What to produce:
Report back every line below that carries the word "Uploadgeschwindigkeit".

[Web page and app entries]
--- START ---

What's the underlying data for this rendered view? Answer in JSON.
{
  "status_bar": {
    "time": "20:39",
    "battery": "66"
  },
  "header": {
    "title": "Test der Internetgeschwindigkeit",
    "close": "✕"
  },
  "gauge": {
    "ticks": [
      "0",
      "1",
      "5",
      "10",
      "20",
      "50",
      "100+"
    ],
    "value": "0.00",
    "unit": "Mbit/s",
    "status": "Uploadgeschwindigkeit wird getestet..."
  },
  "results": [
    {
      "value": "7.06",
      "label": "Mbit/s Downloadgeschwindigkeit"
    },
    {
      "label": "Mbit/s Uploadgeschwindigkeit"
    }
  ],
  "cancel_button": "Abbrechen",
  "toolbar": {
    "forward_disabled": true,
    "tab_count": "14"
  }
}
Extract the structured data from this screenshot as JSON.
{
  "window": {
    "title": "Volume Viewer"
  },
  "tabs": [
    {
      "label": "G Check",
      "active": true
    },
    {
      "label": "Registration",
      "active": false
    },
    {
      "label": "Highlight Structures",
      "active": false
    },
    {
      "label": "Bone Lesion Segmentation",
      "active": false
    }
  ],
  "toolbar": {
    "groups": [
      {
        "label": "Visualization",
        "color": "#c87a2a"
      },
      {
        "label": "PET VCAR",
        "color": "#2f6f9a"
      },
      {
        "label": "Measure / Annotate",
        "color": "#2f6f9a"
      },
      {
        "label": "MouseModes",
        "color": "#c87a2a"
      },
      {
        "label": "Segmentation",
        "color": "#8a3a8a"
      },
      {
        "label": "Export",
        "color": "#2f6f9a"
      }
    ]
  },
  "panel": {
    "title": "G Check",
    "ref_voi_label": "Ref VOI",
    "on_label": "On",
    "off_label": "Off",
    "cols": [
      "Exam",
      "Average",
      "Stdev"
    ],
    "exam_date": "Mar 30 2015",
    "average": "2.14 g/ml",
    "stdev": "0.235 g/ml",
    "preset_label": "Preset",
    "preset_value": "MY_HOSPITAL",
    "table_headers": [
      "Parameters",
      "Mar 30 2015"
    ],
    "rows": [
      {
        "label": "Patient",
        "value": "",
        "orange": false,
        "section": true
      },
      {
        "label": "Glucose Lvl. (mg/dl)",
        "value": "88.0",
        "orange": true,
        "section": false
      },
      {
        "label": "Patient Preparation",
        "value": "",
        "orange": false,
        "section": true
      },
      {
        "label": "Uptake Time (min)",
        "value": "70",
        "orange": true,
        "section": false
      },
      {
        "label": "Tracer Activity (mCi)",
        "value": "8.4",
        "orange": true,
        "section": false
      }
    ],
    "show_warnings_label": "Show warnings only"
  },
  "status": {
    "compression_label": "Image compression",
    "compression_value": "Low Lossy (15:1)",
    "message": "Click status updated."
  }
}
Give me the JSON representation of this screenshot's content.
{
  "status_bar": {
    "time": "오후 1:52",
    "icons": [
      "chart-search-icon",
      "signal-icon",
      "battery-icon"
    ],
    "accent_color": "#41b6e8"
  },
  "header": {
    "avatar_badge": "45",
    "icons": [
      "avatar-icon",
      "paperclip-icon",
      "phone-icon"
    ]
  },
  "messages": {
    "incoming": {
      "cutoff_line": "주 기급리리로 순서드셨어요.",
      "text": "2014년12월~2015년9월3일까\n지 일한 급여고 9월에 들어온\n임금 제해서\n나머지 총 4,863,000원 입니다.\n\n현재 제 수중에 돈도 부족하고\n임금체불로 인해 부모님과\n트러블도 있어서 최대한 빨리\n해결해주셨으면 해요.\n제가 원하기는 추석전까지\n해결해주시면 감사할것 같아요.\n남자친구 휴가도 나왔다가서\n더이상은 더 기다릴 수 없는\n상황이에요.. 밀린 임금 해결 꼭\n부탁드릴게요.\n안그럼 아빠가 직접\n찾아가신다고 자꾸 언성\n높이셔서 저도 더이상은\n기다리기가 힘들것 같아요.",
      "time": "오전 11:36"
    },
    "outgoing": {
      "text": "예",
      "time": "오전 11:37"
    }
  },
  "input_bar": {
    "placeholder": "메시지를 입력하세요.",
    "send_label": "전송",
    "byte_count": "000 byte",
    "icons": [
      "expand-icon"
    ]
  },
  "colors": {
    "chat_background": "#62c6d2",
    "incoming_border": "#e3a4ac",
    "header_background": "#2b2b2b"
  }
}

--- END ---

Response to the exercise:
    "status": "Uploadgeschwindigkeit wird getestet..."
      "label": "Mbit/s Uploadgeschwindigkeit"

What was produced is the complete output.